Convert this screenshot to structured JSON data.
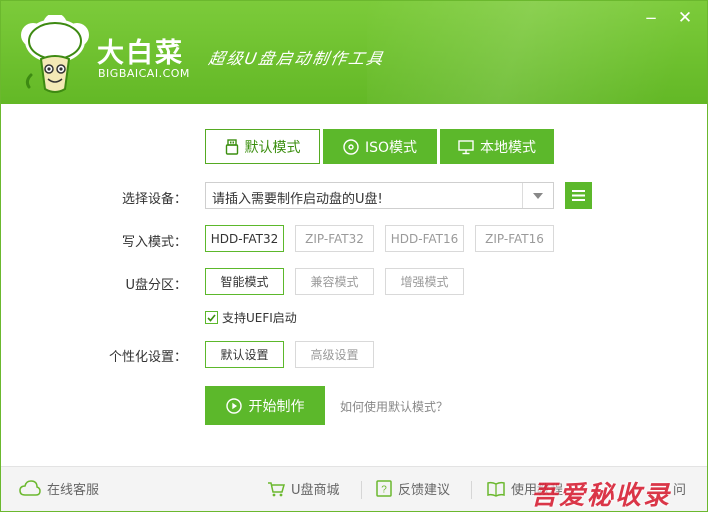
{
  "header": {
    "brand_name": "大白菜",
    "brand_domain": "BIGBAICAI.COM",
    "slogan": "超级U盘启动制作工具",
    "minimize_label": "−",
    "close_label": "✕"
  },
  "tabs": [
    {
      "label": "默认模式",
      "icon": "usb-drive-icon",
      "active": true
    },
    {
      "label": "ISO模式",
      "icon": "disc-icon",
      "active": false
    },
    {
      "label": "本地模式",
      "icon": "monitor-icon",
      "active": false
    }
  ],
  "device": {
    "label": "选择设备：",
    "value": "请插入需要制作启动盘的U盘!"
  },
  "write_mode": {
    "label": "写入模式：",
    "options": [
      "HDD-FAT32",
      "ZIP-FAT32",
      "HDD-FAT16",
      "ZIP-FAT16"
    ],
    "selected": "HDD-FAT32"
  },
  "partition": {
    "label": "U盘分区：",
    "options": [
      "智能模式",
      "兼容模式",
      "增强模式"
    ],
    "selected": "智能模式"
  },
  "uefi": {
    "label": "支持UEFI启动",
    "checked": true
  },
  "personalize": {
    "label": "个性化设置：",
    "options": [
      "默认设置",
      "高级设置"
    ],
    "selected": "默认设置"
  },
  "actions": {
    "start_label": "开始制作",
    "help_link": "如何使用默认模式？"
  },
  "footer": {
    "service": "在线客服",
    "shop": "U盘商城",
    "feedback": "反馈建议",
    "tutorial": "使用教程",
    "extra": "问"
  },
  "watermark": "吾爱秘收录",
  "colors": {
    "accent": "#5cb82b",
    "header": "#6bbf2e",
    "watermark": "#d8263a"
  }
}
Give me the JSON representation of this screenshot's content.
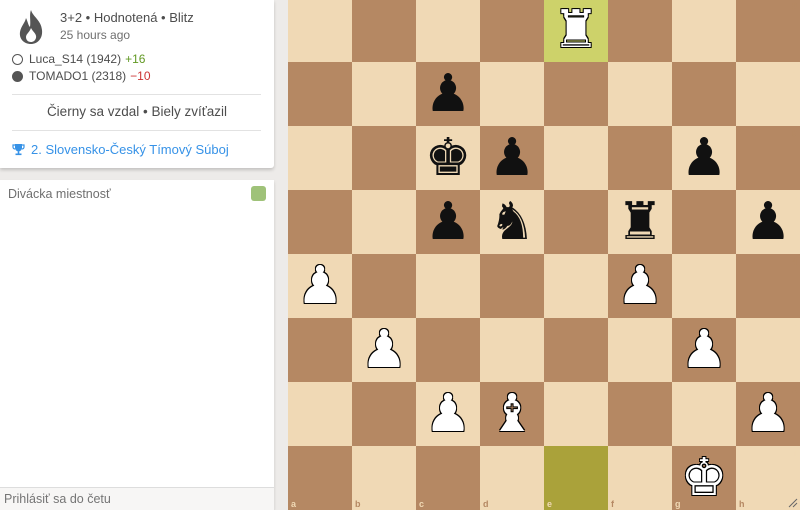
{
  "game": {
    "meta": "3+2 • Hodnotená • Blitz",
    "time_ago": "25 hours ago",
    "white": {
      "name": "Luca_S14 (1942)",
      "diff": "+16"
    },
    "black": {
      "name": "TOMADO1 (2318)",
      "diff": "−10"
    },
    "result": "Čierny sa vzdal • Biely zvíťazil",
    "tournament": "2. Slovensko-Český Tímový Súboj"
  },
  "chat": {
    "title": "Divácka miestnosť",
    "placeholder": "Prihlásiť sa do četu"
  },
  "board": {
    "files": [
      "a",
      "b",
      "c",
      "d",
      "e",
      "f",
      "g",
      "h"
    ],
    "ranks": [
      "8",
      "7",
      "6",
      "5",
      "4",
      "3",
      "2",
      "1"
    ],
    "highlight": [
      "e8",
      "e1"
    ],
    "pieces": [
      {
        "sq": "e8",
        "color": "w",
        "type": "rook"
      },
      {
        "sq": "c7",
        "color": "b",
        "type": "pawn"
      },
      {
        "sq": "c6",
        "color": "b",
        "type": "king"
      },
      {
        "sq": "d6",
        "color": "b",
        "type": "pawn"
      },
      {
        "sq": "g6",
        "color": "b",
        "type": "pawn"
      },
      {
        "sq": "c5",
        "color": "b",
        "type": "pawn"
      },
      {
        "sq": "d5",
        "color": "b",
        "type": "knight"
      },
      {
        "sq": "f5",
        "color": "b",
        "type": "rook"
      },
      {
        "sq": "h5",
        "color": "b",
        "type": "pawn"
      },
      {
        "sq": "a4",
        "color": "w",
        "type": "pawn"
      },
      {
        "sq": "f4",
        "color": "w",
        "type": "pawn"
      },
      {
        "sq": "b3",
        "color": "w",
        "type": "pawn"
      },
      {
        "sq": "g3",
        "color": "w",
        "type": "pawn"
      },
      {
        "sq": "c2",
        "color": "w",
        "type": "pawn"
      },
      {
        "sq": "d2",
        "color": "w",
        "type": "bishop"
      },
      {
        "sq": "h2",
        "color": "w",
        "type": "pawn"
      },
      {
        "sq": "g1",
        "color": "w",
        "type": "king"
      }
    ]
  },
  "colors": {
    "light": "#f0d9b5",
    "dark": "#b58863",
    "highlight": "#cdd26a",
    "accent": "#3692e7",
    "win": "#629924",
    "loss": "#cc3333"
  }
}
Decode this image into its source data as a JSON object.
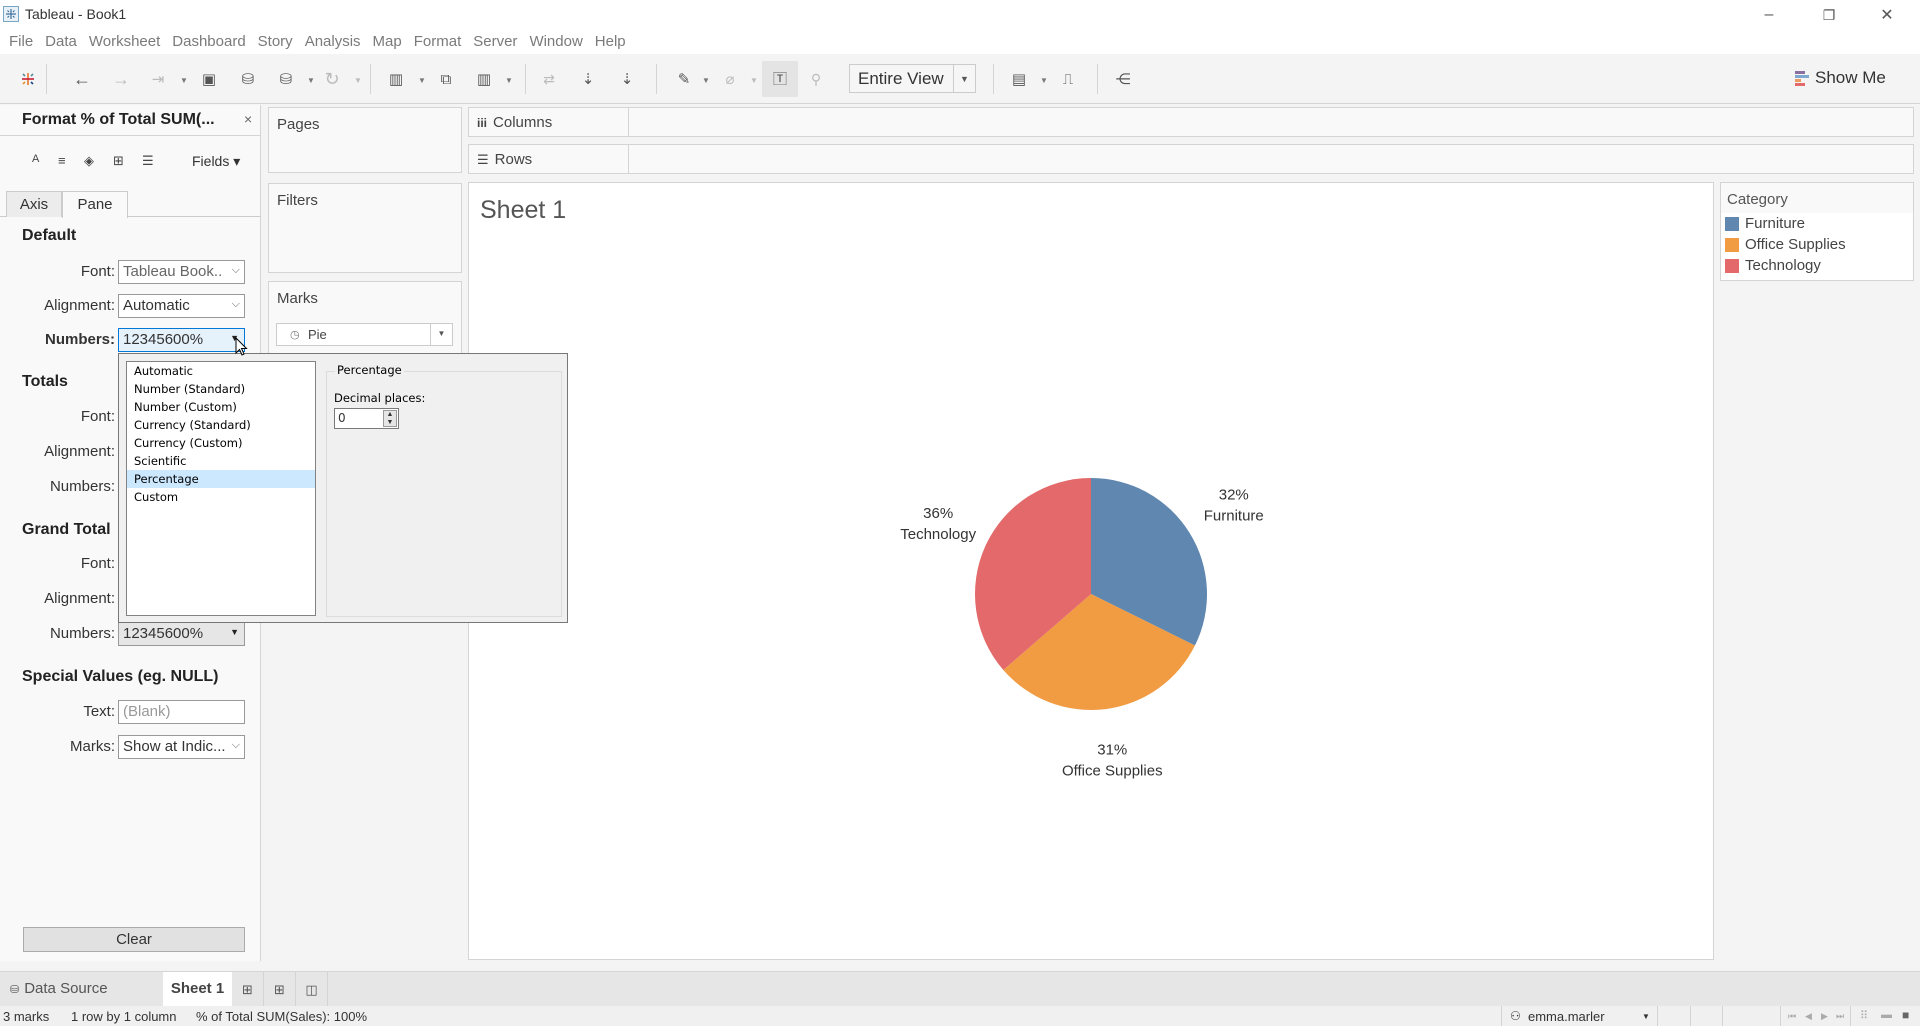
{
  "window": {
    "title": "Tableau - Book1",
    "minimize": "–",
    "restore": "❐",
    "close": "✕"
  },
  "menu": [
    "File",
    "Data",
    "Worksheet",
    "Dashboard",
    "Story",
    "Analysis",
    "Map",
    "Format",
    "Server",
    "Window",
    "Help"
  ],
  "toolbar": {
    "fit": "Entire View",
    "show_me": "Show Me"
  },
  "format_pane": {
    "title": "Format % of Total SUM(...",
    "close": "×",
    "fields": "Fields ▾",
    "tabs": [
      "Axis",
      "Pane"
    ],
    "active_tab": "Pane",
    "default": {
      "title": "Default",
      "font_label": "Font:",
      "font_value": "Tableau Book..",
      "alignment_label": "Alignment:",
      "alignment_value": "Automatic",
      "numbers_label": "Numbers:",
      "numbers_value": "12345600%"
    },
    "totals": {
      "title": "Totals",
      "font_label": "Font:",
      "alignment_label": "Alignment:",
      "numbers_label": "Numbers:"
    },
    "grand_totals": {
      "title": "Grand Total",
      "font_label": "Font:",
      "alignment_label": "Alignment:",
      "numbers_label": "Numbers:",
      "numbers_value": "12345600%"
    },
    "special": {
      "title": "Special Values (eg. NULL)",
      "text_label": "Text:",
      "text_placeholder": "(Blank)",
      "marks_label": "Marks:",
      "marks_value": "Show at Indic..."
    },
    "clear": "Clear"
  },
  "number_popup": {
    "options": [
      "Automatic",
      "Number (Standard)",
      "Number (Custom)",
      "Currency (Standard)",
      "Currency (Custom)",
      "Scientific",
      "Percentage",
      "Custom"
    ],
    "selected": "Percentage",
    "group_title": "Percentage",
    "decimal_label": "Decimal places:",
    "decimal_value": "0"
  },
  "shelves": {
    "pages": "Pages",
    "filters": "Filters",
    "marks": "Marks",
    "mark_type": "Pie",
    "columns": "Columns",
    "rows": "Rows"
  },
  "sheet": {
    "title": "Sheet 1"
  },
  "legend": {
    "title": "Category",
    "items": [
      {
        "label": "Furniture",
        "color": "#5f87b0"
      },
      {
        "label": "Office Supplies",
        "color": "#f19b42"
      },
      {
        "label": "Technology",
        "color": "#e3696b"
      }
    ]
  },
  "chart_data": {
    "type": "pie",
    "title": "Sheet 1",
    "categories": [
      "Furniture",
      "Office Supplies",
      "Technology"
    ],
    "values": [
      32,
      31,
      36
    ],
    "value_labels": [
      "32%",
      "31%",
      "36%"
    ],
    "colors": [
      "#5f87b0",
      "#f19b42",
      "#e3696b"
    ],
    "start_angle_deg": 0,
    "direction": "clockwise",
    "legend": "right"
  },
  "bottom_tabs": {
    "data_source": "Data Source",
    "sheet": "Sheet 1"
  },
  "status": {
    "marks": "3 marks",
    "dims": "1 row by 1 column",
    "summary": "% of Total SUM(Sales): 100%",
    "user": "emma.marler"
  }
}
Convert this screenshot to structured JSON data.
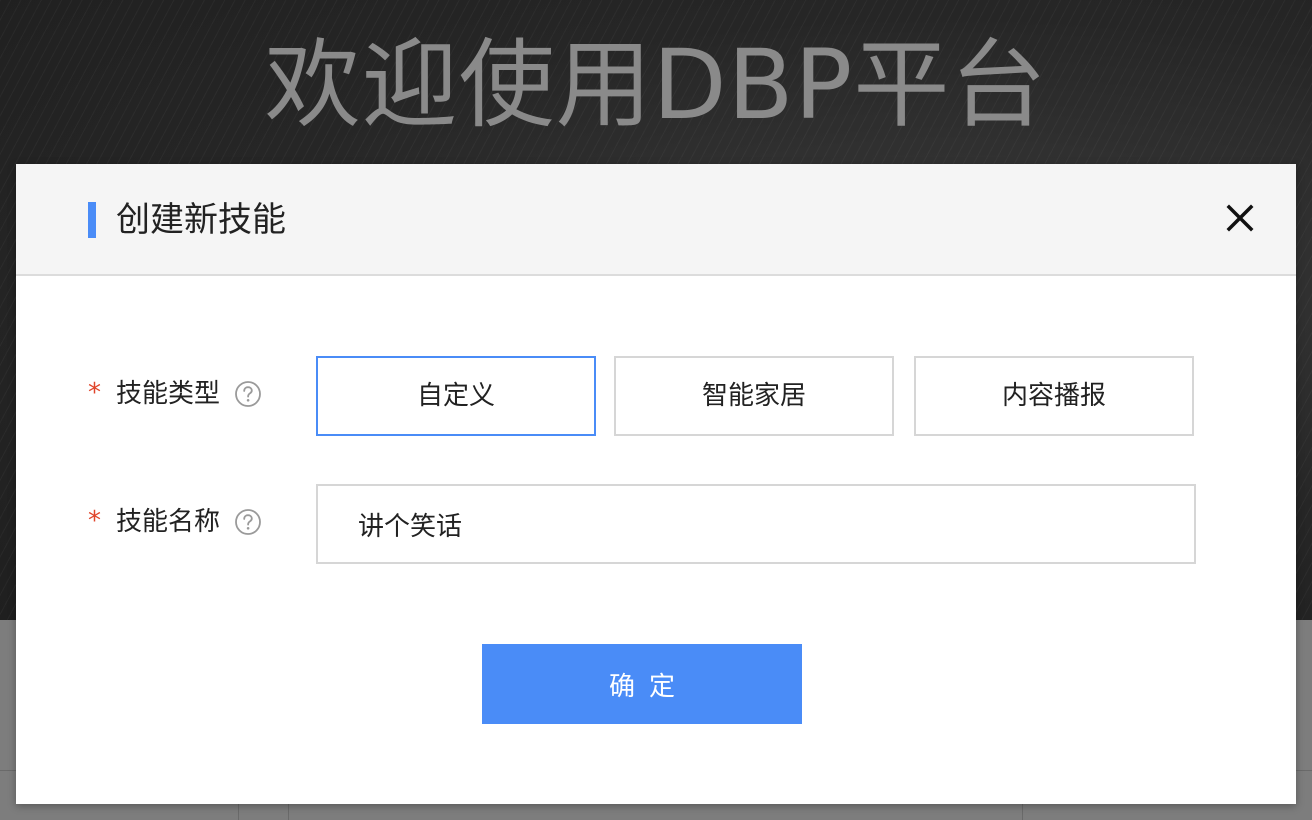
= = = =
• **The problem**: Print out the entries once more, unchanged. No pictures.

• **Solution to the problem**:
Convert this screenshot to structured JSON data.
{
  "header": {
    "brand_name": "大白菜",
    "brand_domain": "BIGBAICAI.COM",
    "slogan": "超级U盘启动制作工具",
    "minimize_label": "−",
    "close_label": "✕"
  },
  "tabs": [
    {
      "label": "默认模式",
      "icon": "usb-drive-icon",
      "active": true
    },
    {
      "label": "ISO模式",
      "icon": "disc-icon",
      "active": false
    },
    {
      "label": "本地模式",
      "icon": "monitor-icon",
      "active": false
    }
  ],
  "device": {
    "label": "选择设备：",
    "value": "请插入需要制作启动盘的U盘!"
  },
  "write_mode": {
    "label": "写入模式：",
    "options": [
      "HDD-FAT32",
      "ZIP-FAT32",
      "HDD-FAT16",
      "ZIP-FAT16"
    ],
    "selected": "HDD-FAT32"
  },
  "partition": {
    "label": "U盘分区：",
    "options": [
      "智能模式",
      "兼容模式",
      "增强模式"
    ],
    "selected": "智能模式"
  },
  "uefi": {
    "label": "支持UEFI启动",
    "checked": true
  },
  "personalize": {
    "label": "个性化设置：",
    "options": [
      "默认设置",
      "高级设置"
    ],
    "selected": "默认设置"
  },
  "actions": {
    "start_label": "开始制作",
    "help_link": "如何使用默认模式？"
  },
  "footer": {
    "service": "在线客服",
    "shop": "U盘商城",
    "feedback": "反馈建议",
    "tutorial": "使用教程",
    "extra": "问"
  },
  "watermark": "吾爱秘收录",
  "colors": {
    "accent": "#5cb82b",
    "header": "#6bbf2e",
    "watermark": "#d8263a"
  }
}
Give me the JSON representation of this screenshot's content.
{
  "game": {
    "meta": "3+2 • Hodnotená • Blitz",
    "time_ago": "25 hours ago",
    "white": {
      "name": "Luca_S14 (1942)",
      "diff": "+16"
    },
    "black": {
      "name": "TOMADO1 (2318)",
      "diff": "−10"
    },
    "result": "Čierny sa vzdal • Biely zvíťazil",
    "tournament": "2. Slovensko-Český Tímový Súboj"
  },
  "chat": {
    "title": "Divácka miestnosť",
    "placeholder": "Prihlásiť sa do četu"
  },
  "board": {
    "files": [
      "a",
      "b",
      "c",
      "d",
      "e",
      "f",
      "g",
      "h"
    ],
    "ranks": [
      "8",
      "7",
      "6",
      "5",
      "4",
      "3",
      "2",
      "1"
    ],
    "highlight": [
      "e8",
      "e1"
    ],
    "pieces": [
      {
        "sq": "e8",
        "color": "w",
        "type": "rook"
      },
      {
        "sq": "c7",
        "color": "b",
        "type": "pawn"
      },
      {
        "sq": "c6",
        "color": "b",
        "type": "king"
      },
      {
        "sq": "d6",
        "color": "b",
        "type": "pawn"
      },
      {
        "sq": "g6",
        "color": "b",
        "type": "pawn"
      },
      {
        "sq": "c5",
        "color": "b",
        "type": "pawn"
      },
      {
        "sq": "d5",
        "color": "b",
        "type": "knight"
      },
      {
        "sq": "f5",
        "color": "b",
        "type": "rook"
      },
      {
        "sq": "h5",
        "color": "b",
        "type": "pawn"
      },
      {
        "sq": "a4",
        "color": "w",
        "type": "pawn"
      },
      {
        "sq": "f4",
        "color": "w",
        "type": "pawn"
      },
      {
        "sq": "b3",
        "color": "w",
        "type": "pawn"
      },
      {
        "sq": "g3",
        "color": "w",
        "type": "pawn"
      },
      {
        "sq": "c2",
        "color": "w",
        "type": "pawn"
      },
      {
        "sq": "d2",
        "color": "w",
        "type": "bishop"
      },
      {
        "sq": "h2",
        "color": "w",
        "type": "pawn"
      },
      {
        "sq": "g1",
        "color": "w",
        "type": "king"
      }
    ]
  },
  "colors": {
    "light": "#f0d9b5",
    "dark": "#b58863",
    "highlight": "#cdd26a",
    "accent": "#3692e7",
    "win": "#629924",
    "loss": "#cc3333"
  }
}
Decode this image into its source data as a JSON object.
{
  "window": {
    "title": "Tableau - Book1",
    "minimize": "–",
    "restore": "❐",
    "close": "✕"
  },
  "menu": [
    "File",
    "Data",
    "Worksheet",
    "Dashboard",
    "Story",
    "Analysis",
    "Map",
    "Format",
    "Server",
    "Window",
    "Help"
  ],
  "toolbar": {
    "fit": "Entire View",
    "show_me": "Show Me"
  },
  "format_pane": {
    "title": "Format % of Total SUM(...",
    "close": "×",
    "fields": "Fields ▾",
    "tabs": [
      "Axis",
      "Pane"
    ],
    "active_tab": "Pane",
    "default": {
      "title": "Default",
      "font_label": "Font:",
      "font_value": "Tableau Book..",
      "alignment_label": "Alignment:",
      "alignment_value": "Automatic",
      "numbers_label": "Numbers:",
      "numbers_value": "12345600%"
    },
    "totals": {
      "title": "Totals",
      "font_label": "Font:",
      "alignment_label": "Alignment:",
      "numbers_label": "Numbers:"
    },
    "grand_totals": {
      "title": "Grand Total",
      "font_label": "Font:",
      "alignment_label": "Alignment:",
      "numbers_label": "Numbers:",
      "numbers_value": "12345600%"
    },
    "special": {
      "title": "Special Values (eg. NULL)",
      "text_label": "Text:",
      "text_placeholder": "(Blank)",
      "marks_label": "Marks:",
      "marks_value": "Show at Indic..."
    },
    "clear": "Clear"
  },
  "number_popup": {
    "options": [
      "Automatic",
      "Number (Standard)",
      "Number (Custom)",
      "Currency (Standard)",
      "Currency (Custom)",
      "Scientific",
      "Percentage",
      "Custom"
    ],
    "selected": "Percentage",
    "group_title": "Percentage",
    "decimal_label": "Decimal places:",
    "decimal_value": "0"
  },
  "shelves": {
    "pages": "Pages",
    "filters": "Filters",
    "marks": "Marks",
    "mark_type": "Pie",
    "columns": "Columns",
    "rows": "Rows"
  },
  "sheet": {
    "title": "Sheet 1"
  },
  "legend": {
    "title": "Category",
    "items": [
      {
        "label": "Furniture",
        "color": "#5f87b0"
      },
      {
        "label": "Office Supplies",
        "color": "#f19b42"
      },
      {
        "label": "Technology",
        "color": "#e3696b"
      }
    ]
  },
  "chart_data": {
    "type": "pie",
    "title": "Sheet 1",
    "categories": [
      "Furniture",
      "Office Supplies",
      "Technology"
    ],
    "values": [
      32,
      31,
      36
    ],
    "value_labels": [
      "32%",
      "31%",
      "36%"
    ],
    "colors": [
      "#5f87b0",
      "#f19b42",
      "#e3696b"
    ],
    "start_angle_deg": 0,
    "direction": "clockwise",
    "legend": "right"
  },
  "bottom_tabs": {
    "data_source": "Data Source",
    "sheet": "Sheet 1"
  },
  "status": {
    "marks": "3 marks",
    "dims": "1 row by 1 column",
    "summary": "% of Total SUM(Sales): 100%",
    "user": "emma.marler"
  }
}
Convert this screenshot to structured JSON data.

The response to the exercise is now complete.